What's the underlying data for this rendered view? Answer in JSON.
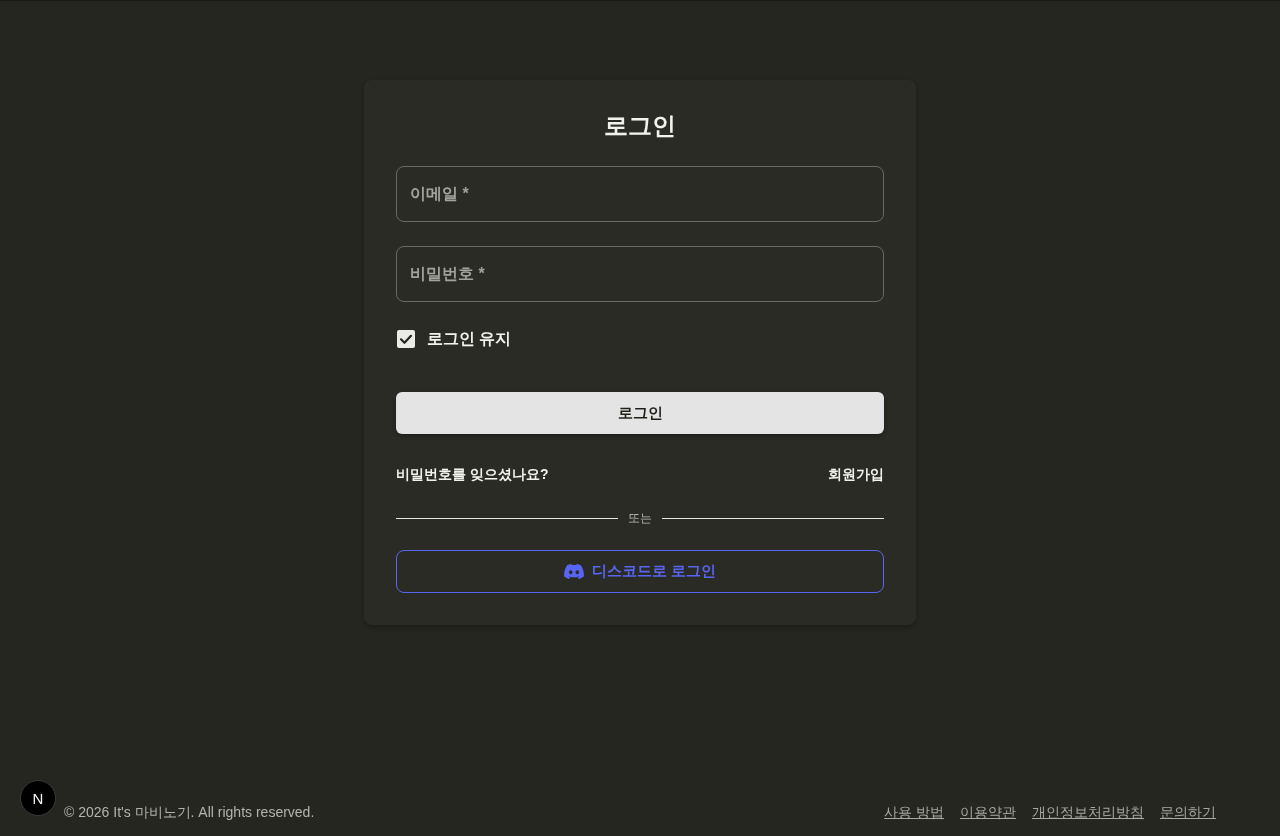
{
  "title": "로그인",
  "fields": [
    {
      "placeholder": "이메일 *"
    },
    {
      "placeholder": "비밀번호 *"
    }
  ],
  "remember": {
    "label": "로그인 유지",
    "checked": true
  },
  "submit": "로그인",
  "links": {
    "forgot": "비밀번호를 잊으셨나요?",
    "signup": "회원가입"
  },
  "divider": "또는",
  "discord_button": "디스코드로 로그인",
  "dev_badge": "N",
  "footer": {
    "copyright": "© 2026 It's 마비노기. All rights reserved.",
    "links": [
      "사용 방법",
      "이용약관",
      "개인정보처리방침",
      "문의하기"
    ]
  }
}
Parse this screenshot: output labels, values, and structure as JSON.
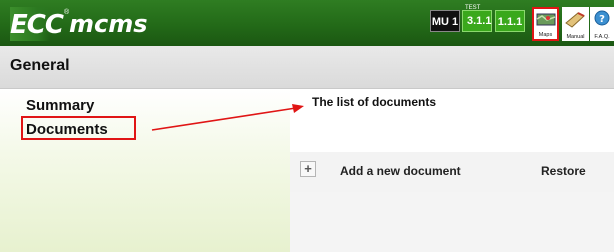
{
  "header": {
    "logo_main": "ECC",
    "logo_reg": "®",
    "logo_sub": "mcms",
    "badges": {
      "mu": "MU 1",
      "test_small": "TEST",
      "test_version": "3.1.1",
      "version": "1.1.1"
    },
    "tools": {
      "maps": "Maps",
      "manual": "Manual",
      "faq": "F.A.Q."
    }
  },
  "section": {
    "title": "General"
  },
  "sidebar": {
    "items": [
      {
        "label": "Summary"
      },
      {
        "label": "Documents"
      }
    ]
  },
  "main": {
    "list_title": "The list of documents",
    "add_button_symbol": "+",
    "add_label": "Add a new document",
    "restore_label": "Restore"
  },
  "colors": {
    "header_green": "#236a18",
    "badge_green": "#3aa81c",
    "highlight_red": "#e01515",
    "sidebar_tint": "#e7f1cf"
  }
}
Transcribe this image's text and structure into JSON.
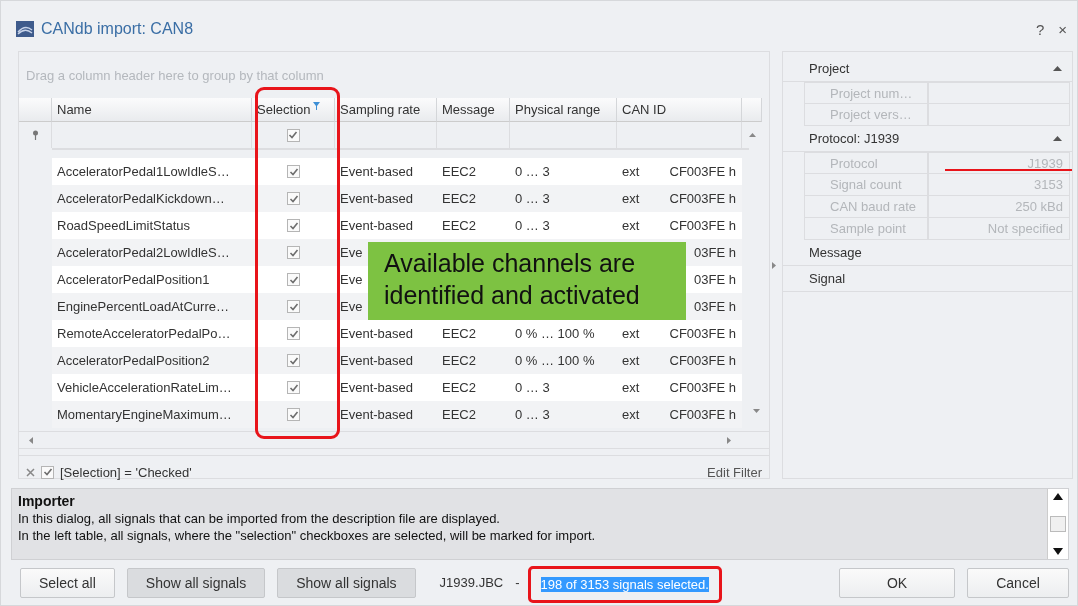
{
  "window": {
    "title": "CANdb import: CAN8",
    "help_button": "?",
    "close_button": "×"
  },
  "grid": {
    "group_hint": "Drag a column header here to group by that column",
    "columns": [
      {
        "label": "Name",
        "filtered": false
      },
      {
        "label": "Selection",
        "filtered": true
      },
      {
        "label": "Sampling rate",
        "filtered": false
      },
      {
        "label": "Message",
        "filtered": false
      },
      {
        "label": "Physical range",
        "filtered": false
      },
      {
        "label": "CAN ID",
        "filtered": false
      }
    ],
    "filter_row": {
      "checked": true
    },
    "rows": [
      {
        "name": "AcceleratorPedal1LowIdleS…",
        "checked": true,
        "sampling_rate": "Event-based",
        "message": "EEC2",
        "physical_range": "0 … 3",
        "can_id_type": "ext",
        "can_id": "CF003FE h"
      },
      {
        "name": "AcceleratorPedalKickdown…",
        "checked": true,
        "sampling_rate": "Event-based",
        "message": "EEC2",
        "physical_range": "0 … 3",
        "can_id_type": "ext",
        "can_id": "CF003FE h"
      },
      {
        "name": "RoadSpeedLimitStatus",
        "checked": true,
        "sampling_rate": "Event-based",
        "message": "EEC2",
        "physical_range": "0 … 3",
        "can_id_type": "ext",
        "can_id": "CF003FE h"
      },
      {
        "name": "AcceleratorPedal2LowIdleS…",
        "checked": true,
        "sampling_rate": "Eve",
        "can_id": "03FE h"
      },
      {
        "name": "AcceleratorPedalPosition1",
        "checked": true,
        "sampling_rate": "Eve",
        "can_id": "03FE h"
      },
      {
        "name": "EnginePercentLoadAtCurre…",
        "checked": true,
        "sampling_rate": "Eve",
        "can_id": "03FE h"
      },
      {
        "name": "RemoteAcceleratorPedalPo…",
        "checked": true,
        "sampling_rate": "Event-based",
        "message": "EEC2",
        "physical_range": "0 % … 100 %",
        "can_id_type": "ext",
        "can_id": "CF003FE h"
      },
      {
        "name": "AcceleratorPedalPosition2",
        "checked": true,
        "sampling_rate": "Event-based",
        "message": "EEC2",
        "physical_range": "0 % … 100 %",
        "can_id_type": "ext",
        "can_id": "CF003FE h"
      },
      {
        "name": "VehicleAccelerationRateLim…",
        "checked": true,
        "sampling_rate": "Event-based",
        "message": "EEC2",
        "physical_range": "0 … 3",
        "can_id_type": "ext",
        "can_id": "CF003FE h"
      },
      {
        "name": "MomentaryEngineMaximum…",
        "checked": true,
        "sampling_rate": "Event-based",
        "message": "EEC2",
        "physical_range": "0 … 3",
        "can_id_type": "ext",
        "can_id": "CF003FE h"
      }
    ],
    "filter": {
      "checked": true,
      "text": "[Selection] = 'Checked'",
      "edit_label": "Edit Filter"
    }
  },
  "callout": {
    "text": "Available channels are identified and activated"
  },
  "properties": {
    "sections": [
      {
        "title": "Project",
        "expanded": true,
        "rows": [
          {
            "label": "Project num…"
          },
          {
            "label": "Project vers…"
          }
        ]
      },
      {
        "title": "Protocol: J1939",
        "expanded": true,
        "rows": [
          {
            "label": "Protocol",
            "value": "J1939"
          },
          {
            "label": "Signal count",
            "value": "3153"
          },
          {
            "label": "CAN baud rate",
            "value": "250 kBd"
          },
          {
            "label": "Sample point",
            "value": "Not specified"
          }
        ]
      },
      {
        "title": "Message",
        "expanded": false
      },
      {
        "title": "Signal",
        "expanded": false
      }
    ]
  },
  "help": {
    "title": "Importer",
    "lines": [
      "In this dialog, all signals that can be imported from the description file are displayed.",
      "In the left table, all signals, where the \"selection\" checkboxes are selected, will be marked for import."
    ]
  },
  "footer": {
    "buttons": [
      "Select all",
      "Show all signals",
      "Show all signals"
    ],
    "file": "J1939.JBC",
    "separator": "-",
    "status": "198 of 3153 signals selected.",
    "ok": "OK",
    "cancel": "Cancel"
  }
}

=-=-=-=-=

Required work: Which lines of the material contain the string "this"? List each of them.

Task output:
What's the underlying data for this rendered view? Answer in JSON.
Parse this screenshot: output labels, values, and structure as JSON.
Transcribe this image's text and structure into JSON.
      "In this dialog, all signals that can be imported from the description file are displayed.",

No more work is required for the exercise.